-------- ENTRIES SHOWN --------
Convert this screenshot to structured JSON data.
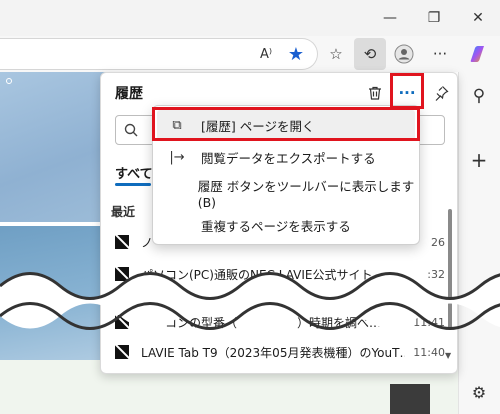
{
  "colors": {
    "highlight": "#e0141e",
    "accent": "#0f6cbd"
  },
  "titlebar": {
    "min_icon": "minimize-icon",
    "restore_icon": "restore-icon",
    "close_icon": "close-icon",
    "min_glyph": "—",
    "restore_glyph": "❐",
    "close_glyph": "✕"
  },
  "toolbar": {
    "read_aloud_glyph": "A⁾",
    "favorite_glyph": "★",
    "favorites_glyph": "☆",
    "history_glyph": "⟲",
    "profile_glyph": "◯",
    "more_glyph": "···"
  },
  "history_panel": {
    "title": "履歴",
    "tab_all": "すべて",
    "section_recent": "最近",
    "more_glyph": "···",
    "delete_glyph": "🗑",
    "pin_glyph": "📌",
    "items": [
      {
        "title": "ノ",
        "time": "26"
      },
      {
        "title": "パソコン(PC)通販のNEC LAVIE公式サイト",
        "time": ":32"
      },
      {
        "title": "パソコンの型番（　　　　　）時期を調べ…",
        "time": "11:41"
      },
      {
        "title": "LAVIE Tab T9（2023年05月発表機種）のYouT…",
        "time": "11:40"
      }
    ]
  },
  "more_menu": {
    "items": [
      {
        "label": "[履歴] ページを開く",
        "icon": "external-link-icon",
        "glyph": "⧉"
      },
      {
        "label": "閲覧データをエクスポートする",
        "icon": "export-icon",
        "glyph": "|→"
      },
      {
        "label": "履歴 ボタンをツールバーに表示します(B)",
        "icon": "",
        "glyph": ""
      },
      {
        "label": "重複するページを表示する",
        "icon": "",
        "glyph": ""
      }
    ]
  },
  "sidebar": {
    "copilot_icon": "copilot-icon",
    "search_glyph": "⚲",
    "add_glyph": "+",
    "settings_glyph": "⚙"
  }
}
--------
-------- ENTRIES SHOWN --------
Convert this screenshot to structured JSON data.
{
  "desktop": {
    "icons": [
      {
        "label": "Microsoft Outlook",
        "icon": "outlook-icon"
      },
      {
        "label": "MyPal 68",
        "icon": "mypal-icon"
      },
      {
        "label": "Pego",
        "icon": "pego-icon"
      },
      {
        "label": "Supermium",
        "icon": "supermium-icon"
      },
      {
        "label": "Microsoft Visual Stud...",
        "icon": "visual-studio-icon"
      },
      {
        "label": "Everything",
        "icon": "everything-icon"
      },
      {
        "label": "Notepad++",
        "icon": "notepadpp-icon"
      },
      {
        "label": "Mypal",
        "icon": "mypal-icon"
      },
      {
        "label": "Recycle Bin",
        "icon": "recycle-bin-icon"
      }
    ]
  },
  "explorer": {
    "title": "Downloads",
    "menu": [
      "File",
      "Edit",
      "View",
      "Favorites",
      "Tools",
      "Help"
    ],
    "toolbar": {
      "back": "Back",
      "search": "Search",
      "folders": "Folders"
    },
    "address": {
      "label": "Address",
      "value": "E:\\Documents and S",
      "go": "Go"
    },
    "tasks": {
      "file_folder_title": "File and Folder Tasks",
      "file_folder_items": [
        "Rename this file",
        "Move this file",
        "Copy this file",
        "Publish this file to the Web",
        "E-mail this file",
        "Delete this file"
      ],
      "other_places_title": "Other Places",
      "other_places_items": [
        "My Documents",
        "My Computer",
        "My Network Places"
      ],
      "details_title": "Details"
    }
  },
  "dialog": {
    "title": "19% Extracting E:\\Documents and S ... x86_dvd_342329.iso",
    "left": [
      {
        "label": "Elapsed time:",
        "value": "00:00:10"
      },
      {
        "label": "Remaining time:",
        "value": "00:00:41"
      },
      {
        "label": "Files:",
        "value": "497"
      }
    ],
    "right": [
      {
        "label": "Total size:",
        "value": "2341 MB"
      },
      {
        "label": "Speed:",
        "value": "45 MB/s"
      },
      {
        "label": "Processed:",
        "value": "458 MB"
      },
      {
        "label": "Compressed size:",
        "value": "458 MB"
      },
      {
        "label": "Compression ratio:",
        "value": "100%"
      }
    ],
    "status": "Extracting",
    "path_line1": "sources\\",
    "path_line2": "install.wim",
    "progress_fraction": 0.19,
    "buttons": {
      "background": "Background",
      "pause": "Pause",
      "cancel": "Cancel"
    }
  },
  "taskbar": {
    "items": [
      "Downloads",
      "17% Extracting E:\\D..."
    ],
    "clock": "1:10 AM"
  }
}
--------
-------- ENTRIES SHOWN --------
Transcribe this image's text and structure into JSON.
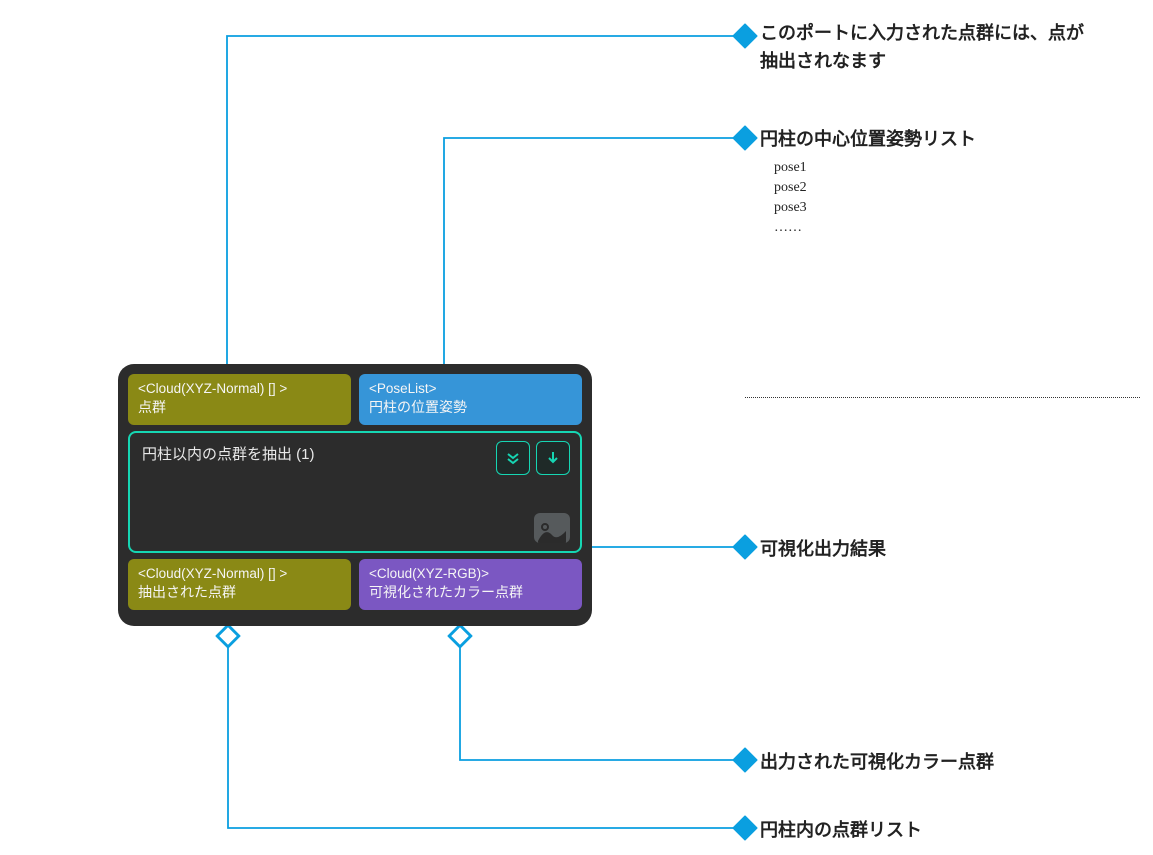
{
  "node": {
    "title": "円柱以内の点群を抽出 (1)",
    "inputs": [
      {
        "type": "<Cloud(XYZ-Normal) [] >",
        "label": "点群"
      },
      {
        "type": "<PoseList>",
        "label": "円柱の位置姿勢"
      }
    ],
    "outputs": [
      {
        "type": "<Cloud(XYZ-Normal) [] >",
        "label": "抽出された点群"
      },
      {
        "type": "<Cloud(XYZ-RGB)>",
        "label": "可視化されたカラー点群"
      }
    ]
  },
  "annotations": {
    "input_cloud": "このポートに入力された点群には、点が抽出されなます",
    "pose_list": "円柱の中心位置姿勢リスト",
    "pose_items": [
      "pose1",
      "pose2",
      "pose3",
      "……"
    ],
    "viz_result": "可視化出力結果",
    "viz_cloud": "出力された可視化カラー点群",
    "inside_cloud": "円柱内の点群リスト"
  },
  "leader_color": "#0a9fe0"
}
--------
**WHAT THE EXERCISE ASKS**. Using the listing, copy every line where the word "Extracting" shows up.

**YOUR SOLUTION**.
    "title": "19% Extracting E:\\Documents and S ... x86_dvd_342329.iso",
    "status": "Extracting",
      "17% Extracting E:\\D..."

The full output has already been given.